Quick Answer: Are Stock Options A Good Investment?

Are options more profitable than stocks?

As we mentioned, options trading can be riskier than stocks.

But if it’s done correctly, options trading has the potential to be more profitable than traditional stock investing or serving as an effective hedge against market volatility.

Both stocks and options can help you diversify your investment strategy..

Are stock options worth it?

Stock options are an excellent benefit — if there is no cost to the employee in the form of reduced salary or benefits. In that situation, the employee will win if the stock price rises above the exercise price once the options are vested. … The best strategy for this employee is to negotiate a market-level salary.

Why are options better than stocks?

Options can be less risky for investors because they require less financial commitment than equities, and they can also be less risky due to their relative imperviousness to the potentially catastrophic effects of gap openings.

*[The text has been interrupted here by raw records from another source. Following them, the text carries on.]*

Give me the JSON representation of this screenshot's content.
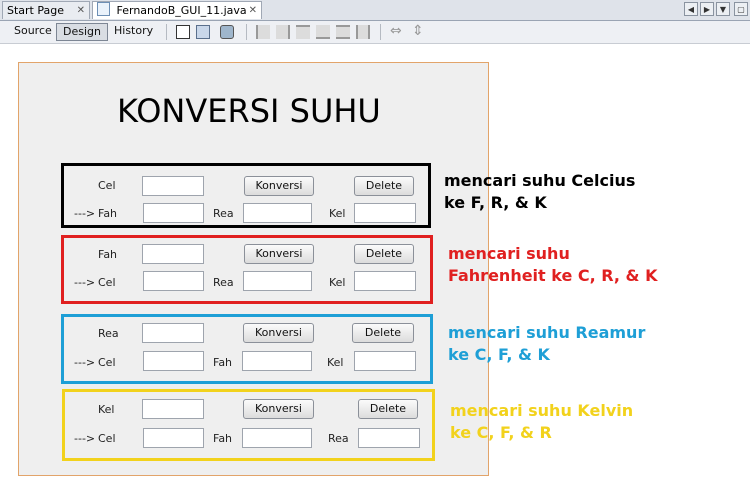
{
  "tabs": {
    "start_page": "Start Page",
    "active_file": "FernandoB_GUI_11.java",
    "close_glyph": "✕"
  },
  "toolbar": {
    "source": "Source",
    "design": "Design",
    "history": "History"
  },
  "form": {
    "title": "KONVERSI SUHU",
    "convert_label": "Konversi",
    "delete_label": "Delete",
    "arrow": "--->",
    "groups": [
      {
        "color": "#000000",
        "input_label": "Cel",
        "outputs": [
          "Fah",
          "Rea",
          "Kel"
        ],
        "note_line1": "mencari suhu Celcius",
        "note_line2": "ke F, R, & K"
      },
      {
        "color": "#e02020",
        "input_label": "Fah",
        "outputs": [
          "Cel",
          "Rea",
          "Kel"
        ],
        "note_line1": "mencari suhu",
        "note_line2": "Fahrenheit ke C, R, & K"
      },
      {
        "color": "#1e9fd6",
        "input_label": "Rea",
        "outputs": [
          "Cel",
          "Fah",
          "Kel"
        ],
        "note_line1": "mencari suhu Reamur",
        "note_line2": "ke C, F, & K"
      },
      {
        "color": "#f2d21c",
        "input_label": "Kel",
        "outputs": [
          "Cel",
          "Fah",
          "Rea"
        ],
        "note_line1": "mencari suhu Kelvin",
        "note_line2": "ke C, F, & R"
      }
    ]
  }
}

Options are the most dependable form of hedge, and this also makes them safer than stocks.

What makes a stock a good investment?

Good Stocks Boast Strong Financial Statements At its core, that is what investing is: buying equity (essentially loaning money) in an organization, in return for a share of the profits (or a promise of them). … Good investments have also encountered economic storms and prevailed.

Does Warren Buffett trade options?

He also profits by selling “naked put options,” a type of derivative. That’s right, Buffett’s company, Berkshire Hathaway, deals in derivatives. … Put options are just one of the types of derivatives that Buffett deals with, and one that you might want to consider adding to your own investment arsenal.

Can you get rich trading options?

The answer, unequivocally, is yes, you can get rich trading options. … Since an option contract represents 100 shares of the underlying stock, you can profit from controlling a lot more shares of your favorite growth stock than you would if you were to purchase individual shares with the same amount of cash.